**DATA LISTING**

++++++++++++++++++++

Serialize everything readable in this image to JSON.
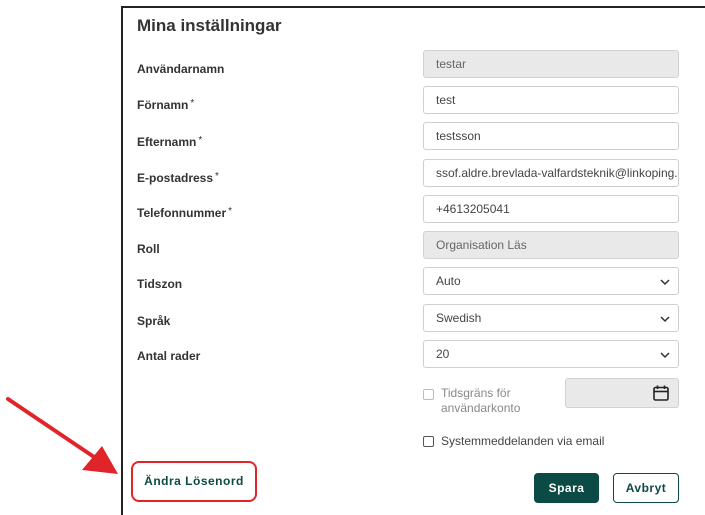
{
  "dialog": {
    "title": "Mina inställningar"
  },
  "fields": [
    {
      "label": "Användarnamn",
      "required": false,
      "value": "testar",
      "readonly": true
    },
    {
      "label": "Förnamn",
      "required": true,
      "value": "test",
      "readonly": false
    },
    {
      "label": "Efternamn",
      "required": true,
      "value": "testsson",
      "readonly": false
    },
    {
      "label": "E-postadress",
      "required": true,
      "value": "ssof.aldre.brevlada-valfardsteknik@linkoping.s",
      "readonly": false
    },
    {
      "label": "Telefonnummer",
      "required": true,
      "value": "+4613205041",
      "readonly": false
    },
    {
      "label": "Roll",
      "required": false,
      "value": "Organisation Läs",
      "readonly": true
    }
  ],
  "selects": [
    {
      "label": "Tidszon",
      "value": "Auto"
    },
    {
      "label": "Språk",
      "value": "Swedish"
    },
    {
      "label": "Antal rader",
      "value": "20"
    }
  ],
  "required_marker": "*",
  "account_time_limit": {
    "label_line1": "Tidsgräns för",
    "label_line2": "användarkonto",
    "checked": false,
    "disabled": true,
    "date_value": ""
  },
  "system_messages": {
    "label": "Systemmeddelanden via email",
    "checked": false
  },
  "buttons": {
    "change_password": "Ändra Lösenord",
    "save": "Spara",
    "cancel": "Avbryt"
  },
  "icons": {
    "arrow": "red-arrow-annotation",
    "calendar": "calendar-icon",
    "chevron": "chevron-down-icon"
  },
  "colors": {
    "primary": "#0c4a45",
    "highlight": "#e0252a",
    "readonly_bg": "#e9e9e9"
  }
}
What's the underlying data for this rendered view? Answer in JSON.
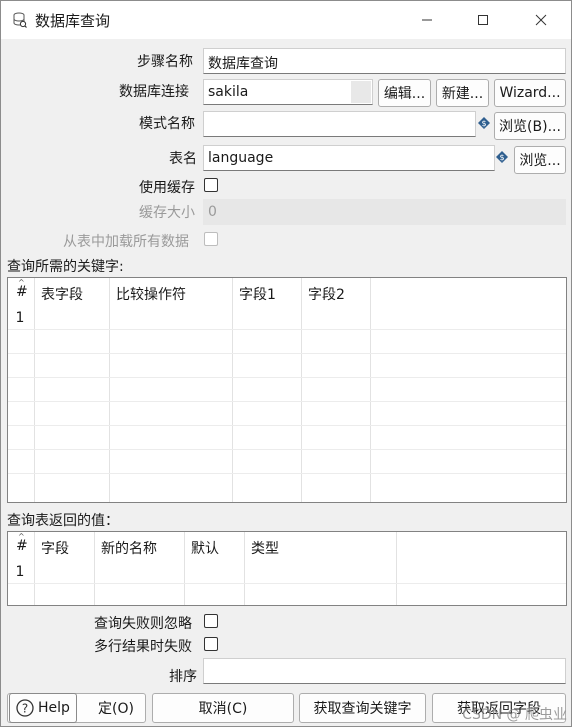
{
  "window": {
    "title": "数据库查询"
  },
  "form": {
    "step_name_label": "步骤名称",
    "step_name_value": "数据库查询",
    "connection_label": "数据库连接",
    "connection_value": "sakila",
    "edit_label": "编辑...",
    "new_label": "新建...",
    "wizard_label": "Wizard...",
    "schema_label": "模式名称",
    "schema_value": "",
    "browse_schema_label": "浏览(B)...",
    "table_label": "表名",
    "table_value": "language",
    "browse_table_label": "浏览...",
    "use_cache_label": "使用缓存",
    "cache_size_label": "缓存大小",
    "cache_size_value": "0",
    "load_all_label": "从表中加载所有数据"
  },
  "keys_section": {
    "title": "查询所需的关键字:",
    "columns": [
      "#",
      "表字段",
      "比较操作符",
      "字段1",
      "字段2"
    ],
    "rows": [
      [
        "1",
        "",
        "",
        "",
        ""
      ]
    ]
  },
  "return_section": {
    "title": "查询表返回的值：",
    "columns": [
      "#",
      "字段",
      "新的名称",
      "默认",
      "类型"
    ],
    "rows": [
      [
        "1",
        "",
        "",
        "",
        ""
      ]
    ]
  },
  "options": {
    "fail_ignore_label": "查询失败则忽略",
    "multi_fail_label": "多行结果时失败",
    "order_label": "排序",
    "order_value": ""
  },
  "footer": {
    "help_label": "Help",
    "ok_label": "定(O)",
    "cancel_label": "取消(C)",
    "get_keys_label": "获取查询关键字",
    "get_fields_label": "获取返回字段"
  },
  "watermark": "CSDN @ 爬虫业"
}
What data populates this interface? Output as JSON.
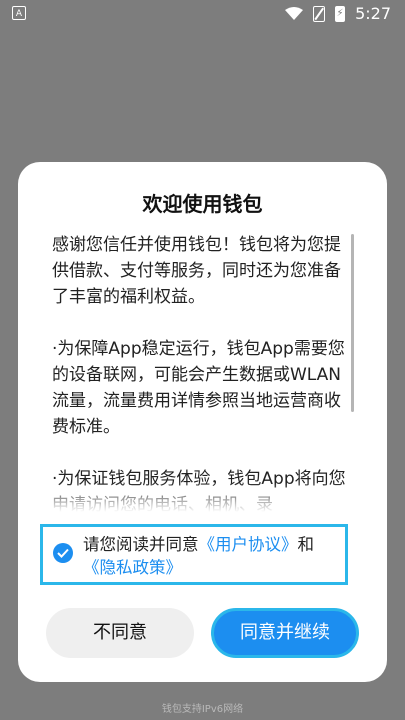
{
  "status_bar": {
    "left_badge": "A",
    "time": "5:27",
    "icons": [
      "app-notification-icon",
      "wifi-icon",
      "no-sim-icon",
      "battery-charging-icon"
    ]
  },
  "dialog": {
    "title": "欢迎使用钱包",
    "paragraphs": [
      "感谢您信任并使用钱包！钱包将为您提供借款、支付等服务，同时还为您准备了丰富的福利权益。",
      "·为保障App稳定运行，钱包App需要您的设备联网，可能会产生数据或WLAN流量，流量费用详情参照当地运营商收费标准。",
      "·为保证钱包服务体验，钱包App将向您申请访问您的电话、相机、录"
    ],
    "agreement": {
      "prefix": "请您阅读并同意",
      "user_agreement": "《用户协议》",
      "and": "和",
      "privacy_policy": "《隐私政策》"
    },
    "buttons": {
      "disagree": "不同意",
      "agree": "同意并继续"
    }
  },
  "footer": "钱包支持IPv6网络",
  "colors": {
    "accent": "#1c8ef0",
    "focus_ring": "#2bb7ea",
    "overlay": "#7d7d7d"
  }
}
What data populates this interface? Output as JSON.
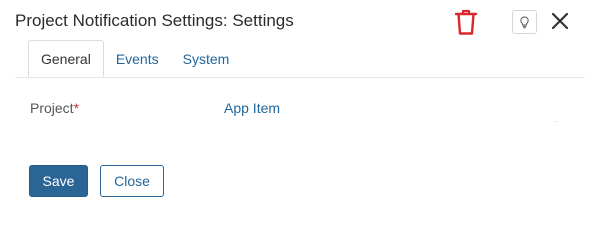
{
  "dialog": {
    "title": "Project Notification Settings: Settings"
  },
  "header_actions": {
    "delete_icon": "trash-icon",
    "help_icon": "lightbulb-icon",
    "close_icon": "close-icon"
  },
  "tabs": [
    {
      "label": "General",
      "active": true
    },
    {
      "label": "Events",
      "active": false
    },
    {
      "label": "System",
      "active": false
    }
  ],
  "form": {
    "project_label": "Project",
    "required_marker": "*",
    "project_value": "App Item"
  },
  "footer": {
    "save_label": "Save",
    "close_label": "Close"
  },
  "colors": {
    "accent": "#2a6596",
    "link": "#21679c",
    "danger": "#d9272e"
  }
}
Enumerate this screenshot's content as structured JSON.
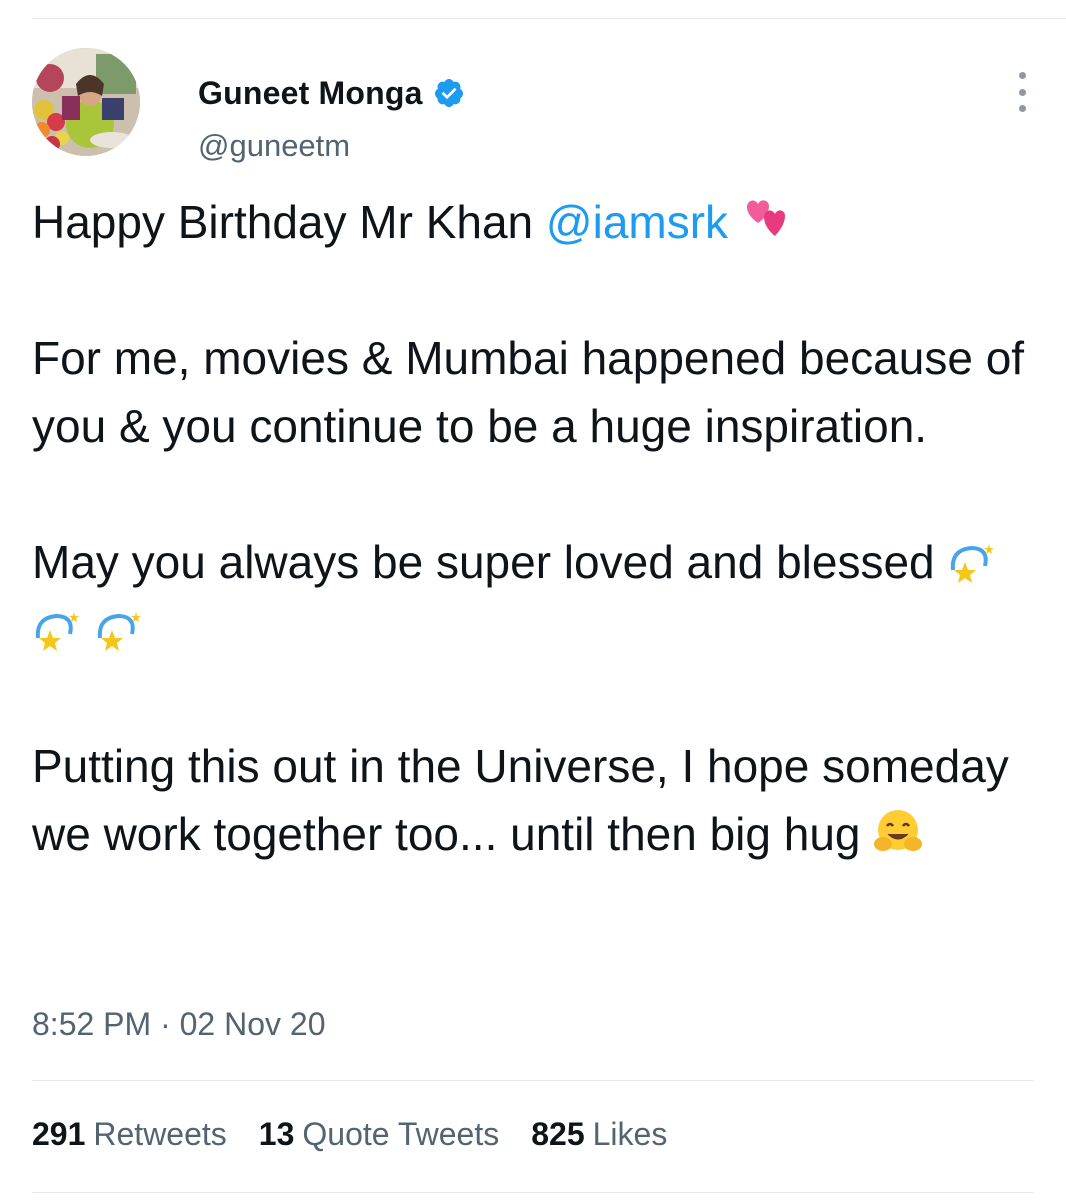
{
  "author": {
    "display_name": "Guneet Monga",
    "handle": "@guneetm",
    "verified": true
  },
  "tweet": {
    "line1_text": "Happy Birthday Mr Khan ",
    "line1_mention": "@iamsrk",
    "line1_emoji": "two-hearts",
    "para2": "For me, movies & Mumbai happened because of you & you continue to be a huge inspiration.",
    "para3_text": "May you always be super loved and blessed",
    "para3_emoji": "dizzy-star",
    "para3_emoji_count": 3,
    "para4_text": "Putting this out in the Universe, I hope someday we work together too... until then big hug",
    "para4_emoji": "hugging-face"
  },
  "timestamp": "8:52 PM · 02 Nov 20",
  "stats": {
    "retweets_count": "291",
    "retweets_label": "Retweets",
    "quote_count": "13",
    "quote_label": "Quote Tweets",
    "likes_count": "825",
    "likes_label": "Likes"
  },
  "colors": {
    "link": "#1d9bf0",
    "secondary_text": "#536471",
    "primary_text": "#0f1419",
    "divider": "#e6e9eb"
  },
  "icons": {
    "verified": "verified-badge-icon",
    "more": "more-options-icon"
  }
}
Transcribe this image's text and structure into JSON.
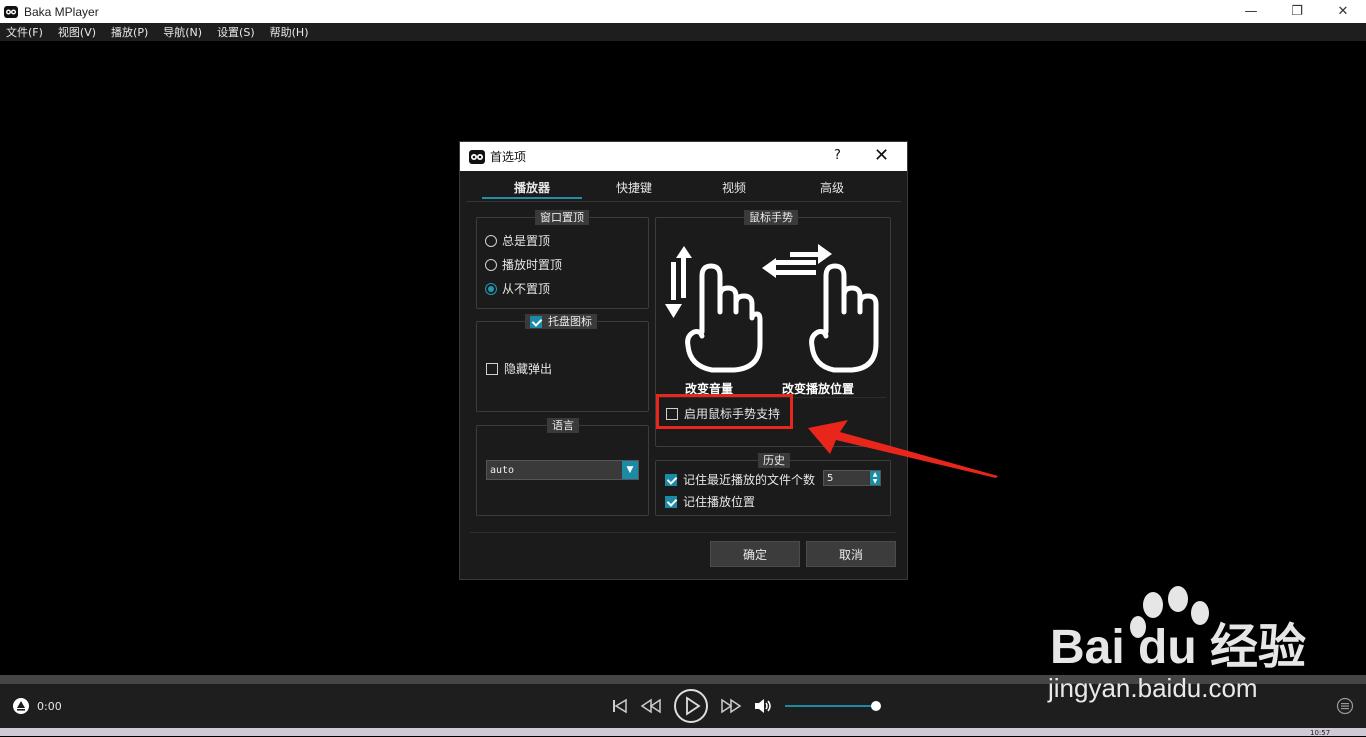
{
  "window": {
    "title": "Baka MPlayer",
    "minimize_glyph": "—",
    "restore_glyph": "❐",
    "close_glyph": "✕"
  },
  "menu": [
    "文件(F)",
    "视图(V)",
    "播放(P)",
    "导航(N)",
    "设置(S)",
    "帮助(H)"
  ],
  "dialog": {
    "title": "首选项",
    "help_label": "?",
    "close_label": "✕",
    "tabs": [
      {
        "label": "播放器",
        "active": true
      },
      {
        "label": "快捷键",
        "active": false
      },
      {
        "label": "视频",
        "active": false
      },
      {
        "label": "高级",
        "active": false
      }
    ],
    "ontop": {
      "title": "窗口置顶",
      "options": [
        {
          "label": "总是置顶",
          "checked": false
        },
        {
          "label": "播放时置顶",
          "checked": false
        },
        {
          "label": "从不置顶",
          "checked": true
        }
      ]
    },
    "tray": {
      "title": "托盘图标",
      "enabled": true,
      "hide_popup_label": "隐藏弹出",
      "hide_popup_checked": false
    },
    "language": {
      "title": "语言",
      "value": "auto"
    },
    "gestures": {
      "title": "鼠标手势",
      "volume_label": "改变音量",
      "seek_label": "改变播放位置",
      "enable_label": "启用鼠标手势支持",
      "enable_checked": false
    },
    "history": {
      "title": "历史",
      "recent_label": "记住最近播放的文件个数",
      "recent_checked": true,
      "recent_count": "5",
      "position_label": "记住播放位置",
      "position_checked": true
    },
    "ok_label": "确定",
    "cancel_label": "取消"
  },
  "player": {
    "time": "0:00",
    "volume_level": 0.95
  },
  "taskbar": {
    "clock": "10:57"
  },
  "watermark": {
    "brand": "Bai du 经验",
    "url": "jingyan.baidu.com"
  },
  "colors": {
    "accent": "#1b8aa4",
    "highlight": "#e8261b"
  }
}
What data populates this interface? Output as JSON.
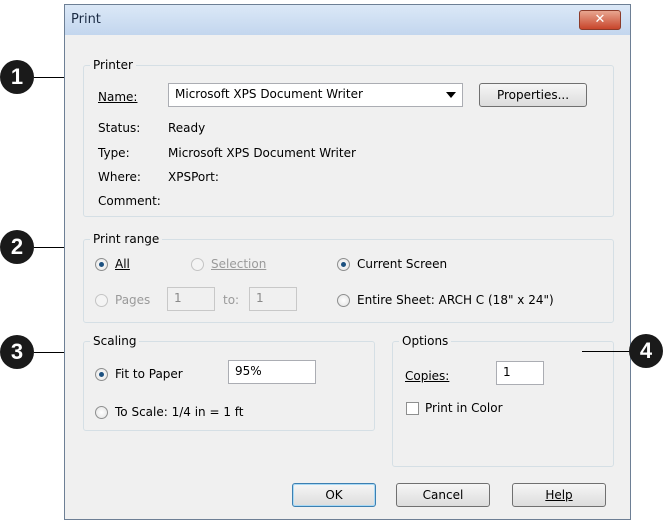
{
  "dialog": {
    "title": "Print",
    "close_glyph": "✕"
  },
  "printer": {
    "legend": "Printer",
    "name_label": "Name:",
    "name_value": "Microsoft XPS Document Writer",
    "properties_button": "Properties...",
    "status_label": "Status:",
    "status_value": "Ready",
    "type_label": "Type:",
    "type_value": "Microsoft XPS Document Writer",
    "where_label": "Where:",
    "where_value": "XPSPort:",
    "comment_label": "Comment:",
    "comment_value": ""
  },
  "print_range": {
    "legend": "Print range",
    "all_label": "All",
    "selection_label": "Selection",
    "current_screen_label": "Current Screen",
    "pages_label": "Pages",
    "pages_from": "1",
    "to_label": "to:",
    "pages_to": "1",
    "entire_sheet_label": "Entire Sheet: ARCH C  (18\" x 24\")"
  },
  "scaling": {
    "legend": "Scaling",
    "fit_to_paper_label": "Fit to Paper",
    "fit_percent": "95%",
    "to_scale_label": "To Scale: 1/4 in = 1 ft"
  },
  "options": {
    "legend": "Options",
    "copies_label": "Copies:",
    "copies_value": "1",
    "print_in_color_label": "Print in Color"
  },
  "buttons": {
    "ok": "OK",
    "cancel": "Cancel",
    "help": "Help"
  },
  "callouts": [
    "1",
    "2",
    "3",
    "4"
  ]
}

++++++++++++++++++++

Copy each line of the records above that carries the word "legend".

    "legend": "Printer",
    "legend": "Print range",
    "legend": "Scaling",
    "legend": "Options",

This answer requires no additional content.